In September, Central inked a partnership with the Chinese e-commerce giant JD.com that came with a total investment of $500 million into online retail and fintech services.
The link-up sets the stage to do battle with Alibaba, which has been investing heavily into Southeast Asia via Lazada, and raised its stake in the online retailer to 83 percent in June.
Central Group’s plan is to open multiple flagship stores on JD.com for its department stores and key retail chains, as well as for some brands owned or operated by Central Group.
The Chirathivat family is nothing short of a household name in Thailand.
Central is the country’s largest retail conglomerate, and rose from a single shop opened by Tiang Chirathivat 70 years ago.

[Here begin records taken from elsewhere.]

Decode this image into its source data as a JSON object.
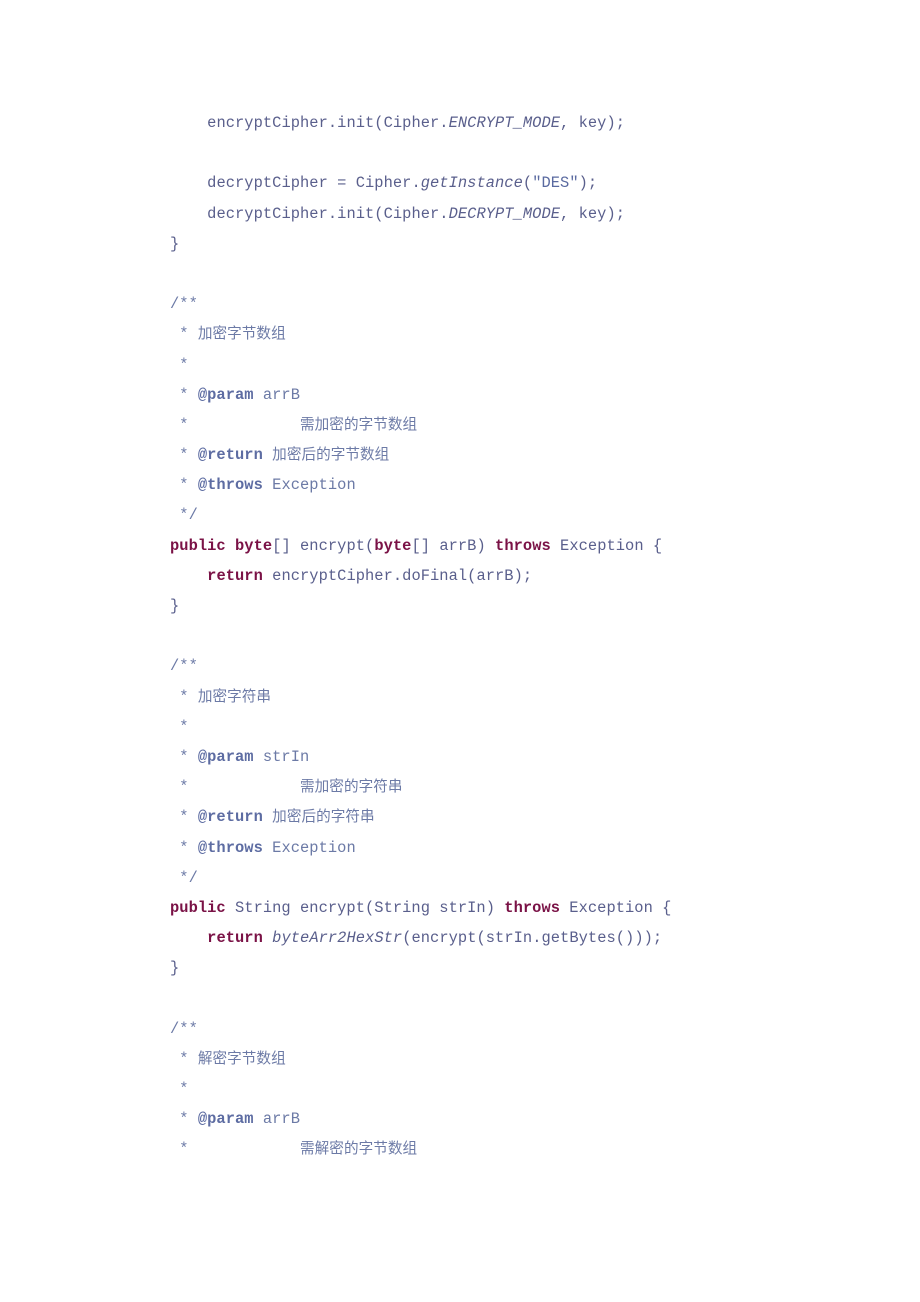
{
  "document": {
    "kind": "source-code-listing",
    "language": "Java",
    "background_color": "#ffffff",
    "colors": {
      "code": "#5a5f8c",
      "keyword": "#7a1246",
      "comment": "#6c7aa6",
      "comment_tag": "#5d6ca2",
      "string": "#5a6aa0"
    }
  },
  "lines": [
    {
      "id": "l01",
      "indent": 1,
      "tokens": [
        {
          "text": "encryptCipher.init(Cipher.",
          "style": "plain"
        },
        {
          "text": "ENCRYPT_MODE",
          "style": "static"
        },
        {
          "text": ", key);",
          "style": "plain"
        }
      ]
    },
    {
      "id": "l02",
      "indent": 0,
      "tokens": []
    },
    {
      "id": "l03",
      "indent": 1,
      "tokens": [
        {
          "text": "decryptCipher = Cipher.",
          "style": "plain"
        },
        {
          "text": "getInstance",
          "style": "static"
        },
        {
          "text": "(",
          "style": "plain"
        },
        {
          "text": "\"DES\"",
          "style": "string"
        },
        {
          "text": ");",
          "style": "plain"
        }
      ]
    },
    {
      "id": "l04",
      "indent": 1,
      "tokens": [
        {
          "text": "decryptCipher.init(Cipher.",
          "style": "plain"
        },
        {
          "text": "DECRYPT_MODE",
          "style": "static"
        },
        {
          "text": ", key);",
          "style": "plain"
        }
      ]
    },
    {
      "id": "l05",
      "indent": 0,
      "tokens": [
        {
          "text": "}",
          "style": "plain"
        }
      ]
    },
    {
      "id": "l06",
      "indent": 0,
      "tokens": []
    },
    {
      "id": "l07",
      "indent": 0,
      "tokens": [
        {
          "text": "/**",
          "style": "comment"
        }
      ]
    },
    {
      "id": "l08",
      "indent": 0,
      "tokens": [
        {
          "text": " * ",
          "style": "comment"
        },
        {
          "text": "加密字节数组",
          "style": "comment-cjk"
        }
      ]
    },
    {
      "id": "l09",
      "indent": 0,
      "tokens": [
        {
          "text": " *",
          "style": "comment"
        }
      ]
    },
    {
      "id": "l10",
      "indent": 0,
      "tokens": [
        {
          "text": " * ",
          "style": "comment"
        },
        {
          "text": "@param",
          "style": "comment-tag"
        },
        {
          "text": " arrB",
          "style": "comment"
        }
      ]
    },
    {
      "id": "l11",
      "indent": 0,
      "tokens": [
        {
          "text": " *            ",
          "style": "comment"
        },
        {
          "text": "需加密的字节数组",
          "style": "comment-cjk"
        }
      ]
    },
    {
      "id": "l12",
      "indent": 0,
      "tokens": [
        {
          "text": " * ",
          "style": "comment"
        },
        {
          "text": "@return",
          "style": "comment-tag"
        },
        {
          "text": " ",
          "style": "comment"
        },
        {
          "text": "加密后的字节数组",
          "style": "comment-cjk"
        }
      ]
    },
    {
      "id": "l13",
      "indent": 0,
      "tokens": [
        {
          "text": " * ",
          "style": "comment"
        },
        {
          "text": "@throws",
          "style": "comment-tag"
        },
        {
          "text": " Exception",
          "style": "comment"
        }
      ]
    },
    {
      "id": "l14",
      "indent": 0,
      "tokens": [
        {
          "text": " */",
          "style": "comment"
        }
      ]
    },
    {
      "id": "l15",
      "indent": 0,
      "tokens": [
        {
          "text": "public byte",
          "style": "keyword"
        },
        {
          "text": "[] encrypt(",
          "style": "plain"
        },
        {
          "text": "byte",
          "style": "keyword"
        },
        {
          "text": "[] arrB) ",
          "style": "plain"
        },
        {
          "text": "throws",
          "style": "keyword"
        },
        {
          "text": " Exception {",
          "style": "plain"
        }
      ]
    },
    {
      "id": "l16",
      "indent": 1,
      "tokens": [
        {
          "text": "return",
          "style": "keyword"
        },
        {
          "text": " encryptCipher.doFinal(arrB);",
          "style": "plain"
        }
      ]
    },
    {
      "id": "l17",
      "indent": 0,
      "tokens": [
        {
          "text": "}",
          "style": "plain"
        }
      ]
    },
    {
      "id": "l18",
      "indent": 0,
      "tokens": []
    },
    {
      "id": "l19",
      "indent": 0,
      "tokens": [
        {
          "text": "/**",
          "style": "comment"
        }
      ]
    },
    {
      "id": "l20",
      "indent": 0,
      "tokens": [
        {
          "text": " * ",
          "style": "comment"
        },
        {
          "text": "加密字符串",
          "style": "comment-cjk"
        }
      ]
    },
    {
      "id": "l21",
      "indent": 0,
      "tokens": [
        {
          "text": " *",
          "style": "comment"
        }
      ]
    },
    {
      "id": "l22",
      "indent": 0,
      "tokens": [
        {
          "text": " * ",
          "style": "comment"
        },
        {
          "text": "@param",
          "style": "comment-tag"
        },
        {
          "text": " strIn",
          "style": "comment"
        }
      ]
    },
    {
      "id": "l23",
      "indent": 0,
      "tokens": [
        {
          "text": " *            ",
          "style": "comment"
        },
        {
          "text": "需加密的字符串",
          "style": "comment-cjk"
        }
      ]
    },
    {
      "id": "l24",
      "indent": 0,
      "tokens": [
        {
          "text": " * ",
          "style": "comment"
        },
        {
          "text": "@return",
          "style": "comment-tag"
        },
        {
          "text": " ",
          "style": "comment"
        },
        {
          "text": "加密后的字符串",
          "style": "comment-cjk"
        }
      ]
    },
    {
      "id": "l25",
      "indent": 0,
      "tokens": [
        {
          "text": " * ",
          "style": "comment"
        },
        {
          "text": "@throws",
          "style": "comment-tag"
        },
        {
          "text": " Exception",
          "style": "comment"
        }
      ]
    },
    {
      "id": "l26",
      "indent": 0,
      "tokens": [
        {
          "text": " */",
          "style": "comment"
        }
      ]
    },
    {
      "id": "l27",
      "indent": 0,
      "tokens": [
        {
          "text": "public",
          "style": "keyword"
        },
        {
          "text": " String encrypt(String strIn) ",
          "style": "plain"
        },
        {
          "text": "throws",
          "style": "keyword"
        },
        {
          "text": " Exception {",
          "style": "plain"
        }
      ]
    },
    {
      "id": "l28",
      "indent": 1,
      "tokens": [
        {
          "text": "return",
          "style": "keyword"
        },
        {
          "text": " ",
          "style": "plain"
        },
        {
          "text": "byteArr2HexStr",
          "style": "static"
        },
        {
          "text": "(encrypt(strIn.getBytes()));",
          "style": "plain"
        }
      ]
    },
    {
      "id": "l29",
      "indent": 0,
      "tokens": [
        {
          "text": "}",
          "style": "plain"
        }
      ]
    },
    {
      "id": "l30",
      "indent": 0,
      "tokens": []
    },
    {
      "id": "l31",
      "indent": 0,
      "tokens": [
        {
          "text": "/**",
          "style": "comment"
        }
      ]
    },
    {
      "id": "l32",
      "indent": 0,
      "tokens": [
        {
          "text": " * ",
          "style": "comment"
        },
        {
          "text": "解密字节数组",
          "style": "comment-cjk"
        }
      ]
    },
    {
      "id": "l33",
      "indent": 0,
      "tokens": [
        {
          "text": " *",
          "style": "comment"
        }
      ]
    },
    {
      "id": "l34",
      "indent": 0,
      "tokens": [
        {
          "text": " * ",
          "style": "comment"
        },
        {
          "text": "@param",
          "style": "comment-tag"
        },
        {
          "text": " arrB",
          "style": "comment"
        }
      ]
    },
    {
      "id": "l35",
      "indent": 0,
      "tokens": [
        {
          "text": " *            ",
          "style": "comment"
        },
        {
          "text": "需解密的字节数组",
          "style": "comment-cjk"
        }
      ]
    }
  ]
}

A Chinese immigrant to Thailand, Tiang founded the company in 1947, introducing fixed pricing to the country, and then later, its first shopping center. Now the family’s portfolio covers everything from shopping malls across Southeast Asia to department stores in Europe, and hotel brands like Centara, and the group employs more than 70,000 people.
Radice is a non-executive board member of Central Group and vice-chairman of Rinascente. If a sale does materialize he will once again have oversight of the British store that he helped to revitalize between 1996 and 2003 before the Weston family purchased it.
Radice cut his teeth as managing director of Habitat U.K., and later moved on to Selfridges. After a stint at Marks & Spencer’s home division, he joined what was at the time called La Rinascente, as CEO in 2005, with a mandate to revitalize the then-sleepy department store.
As reported, Selfridges began exploring a sale earlier this year, and has been working with Credit Suisse on finding a buyer for its U.K., Irish and Dutch businesses. It is understood that the Canadian business, Holt Renfrew & Co., is not included in the deal.
Galen Weston died in April at the age of 80 following a long illness, and talk of a possible sale of the group surfaced a few months later.
The late Weston had sat at the helm of food, retail and real estate companies in North America, the U.K. and Europe. Among his holdings were Selfridges Group, comprising four stores in the U.K.; Brown Thomas and Arnotts in Ireland; De Bijenkorf in the Netherlands, and Holt Renfrew in Canada.
At the time, industry sources had mooted sovereign wealth funds, such as Adia of Abu Dhabi, the Public Investment Fund of Saudi Arabia and the Qatar Investment Authority, which owns Harrods, as interested bidders.
Hong Kong’s Lane Crawford was also seen as a potential buyer, but the price tag of 4 billion, and the vast amounts of brick-and-mortar property, were said to be sticking points for any potential suitors.